This approach faces a major challenge: hematopoietic stem cells represent less than 0.01% of bone marrow and peripheral blood cells, and there is not yet a good way to separate them from other cells. This means that when people receive infusions of bone marrow and peripheral blood cells, they get a small number of therapeutic stem cells as well as many other cells that are not.

To study this phenomenon, researchers in the Chute lab led by first author Christina M. Termini, PhD, extracted bone marrow cells from adult mice and ran the samples through a device that can detect hundreds of different cell types. depending on the proteins that live. on their surfaces. This process revealed that hematopoietic stem cells have a high concentration of syndecan-2, which is part of a family of proteins called heparan sulfate proteoglycans, on the cell surface.

Researchers have discovered that this protein plays an important role in the reproduction of hematopoietic stem cells. When stem cells expressing syndecan-2 were transplanted into mice after irradiation, their cells repopulated. But when stem cells lacking syndecan-2 were transplanted, the cells stopped replicating.

By transplanting only cells that express syndecan-2, it may be possible to make blood stem cell transplants more effective and less toxic.

Second discovery

The second discovery by Chute and his team – published in the journal Nature Communication — revealed a mechanism by which blood vessels in the bone marrow respond to injury, such as chemotherapy or radiation therapy.

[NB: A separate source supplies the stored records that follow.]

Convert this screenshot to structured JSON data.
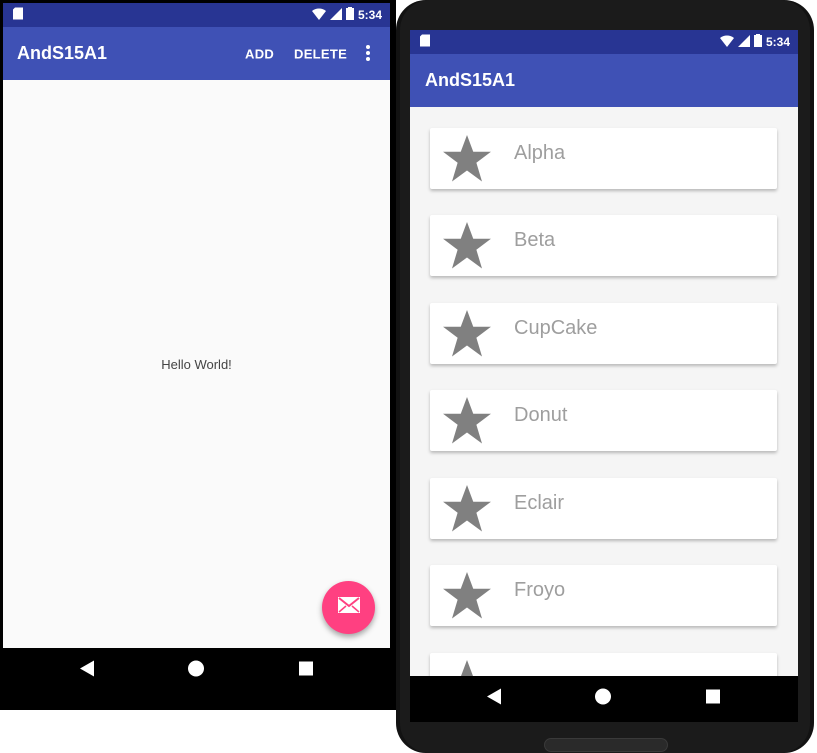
{
  "left_phone": {
    "status_time": "5:34",
    "app_title": "AndS15A1",
    "actions": [
      "ADD",
      "DELETE"
    ],
    "overflow_icon": "more-vert-icon",
    "body_text": "Hello World!",
    "fab_icon": "mail-icon",
    "fab_color": "#ff4081"
  },
  "right_phone": {
    "status_time": "5:34",
    "app_title": "AndS15A1",
    "list_icon": "star-icon",
    "items": [
      "Alpha",
      "Beta",
      "CupCake",
      "Donut",
      "Eclair",
      "Froyo"
    ]
  },
  "colors": {
    "primary": "#3f51b5",
    "primary_dark": "#283593",
    "accent": "#ff4081",
    "star": "#808080"
  }
}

When people receive radiation or chemotherapy as part of their cancer treatment, their blood counts drop. It usually takes several weeks for these numbers to return to normal levels.

Chute and his colleagues found that when mice receive radiation therapy, cells that line the inside walls of blood vessels in the bone marrow produce a protein called semaphorin 3A. This protein tells another protein, called neuropilin 1, to kill damaged blood vessels in the bone marrow.

When researchers blocked the ability of these blood vessel cells to produce neuropilin 1 or semaphorin 3A, or injected an antibody that blocks communication of semaphorin 3A with neuropilin 1, the bone marrow vasculature regenerated after irradiation. Also, the blood count increased dramatically after a week.

“We discovered a mechanism that appears to control how blood vessels regenerate after injury,” said Chute, lead author of the paper. “Inhibiting this mechanism leads to rapid recovery of blood vessels and blood cells in the bone marrow after chemotherapy or radiation. In principle, targeting this mechanism could allow patients to recover from chemotherapy within one to two weeks, instead of three or four weeks as is currently the case.”

Termini, a postdoctoral researcher at UCLA’s David Geffen School of Medicine, was first author on both studies.